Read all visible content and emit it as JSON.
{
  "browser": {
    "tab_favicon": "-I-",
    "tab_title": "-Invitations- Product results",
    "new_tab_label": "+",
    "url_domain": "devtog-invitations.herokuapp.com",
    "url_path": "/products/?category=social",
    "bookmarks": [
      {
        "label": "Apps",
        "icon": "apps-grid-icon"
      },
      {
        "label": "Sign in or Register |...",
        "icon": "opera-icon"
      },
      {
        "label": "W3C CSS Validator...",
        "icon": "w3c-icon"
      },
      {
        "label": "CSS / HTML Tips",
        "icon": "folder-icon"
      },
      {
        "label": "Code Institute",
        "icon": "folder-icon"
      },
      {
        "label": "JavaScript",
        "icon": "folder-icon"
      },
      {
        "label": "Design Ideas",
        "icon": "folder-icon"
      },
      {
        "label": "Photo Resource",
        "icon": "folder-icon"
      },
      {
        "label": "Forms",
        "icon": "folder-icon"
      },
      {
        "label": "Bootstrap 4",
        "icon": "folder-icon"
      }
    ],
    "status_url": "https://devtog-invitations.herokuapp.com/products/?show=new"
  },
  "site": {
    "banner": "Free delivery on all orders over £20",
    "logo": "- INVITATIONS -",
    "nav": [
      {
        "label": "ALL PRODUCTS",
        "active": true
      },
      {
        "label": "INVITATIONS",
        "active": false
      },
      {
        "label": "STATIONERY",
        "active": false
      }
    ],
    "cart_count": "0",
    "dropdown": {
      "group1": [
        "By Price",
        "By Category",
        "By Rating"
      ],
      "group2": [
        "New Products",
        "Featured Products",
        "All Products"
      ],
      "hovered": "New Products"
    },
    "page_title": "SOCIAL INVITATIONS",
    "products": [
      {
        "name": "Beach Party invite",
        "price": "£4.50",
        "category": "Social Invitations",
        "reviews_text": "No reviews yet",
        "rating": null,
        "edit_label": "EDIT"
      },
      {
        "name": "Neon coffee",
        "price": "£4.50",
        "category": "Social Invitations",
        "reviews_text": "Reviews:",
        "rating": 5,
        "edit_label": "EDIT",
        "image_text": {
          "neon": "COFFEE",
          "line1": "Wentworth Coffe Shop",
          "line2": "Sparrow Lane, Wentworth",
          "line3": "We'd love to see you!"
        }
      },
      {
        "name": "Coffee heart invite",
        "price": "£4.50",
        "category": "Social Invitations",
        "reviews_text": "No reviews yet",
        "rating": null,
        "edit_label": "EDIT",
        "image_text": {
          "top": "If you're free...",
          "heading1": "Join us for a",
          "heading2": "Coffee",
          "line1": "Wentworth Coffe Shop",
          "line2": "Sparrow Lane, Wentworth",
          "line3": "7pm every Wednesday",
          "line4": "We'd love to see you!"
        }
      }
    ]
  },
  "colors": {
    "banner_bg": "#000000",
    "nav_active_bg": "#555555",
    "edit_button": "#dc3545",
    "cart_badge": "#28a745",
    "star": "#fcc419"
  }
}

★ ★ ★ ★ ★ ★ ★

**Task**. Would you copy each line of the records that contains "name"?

**Exercise result**.
        "name": "Beach Party invite",
        "name": "Neon coffee",
        "name": "Coffee heart invite",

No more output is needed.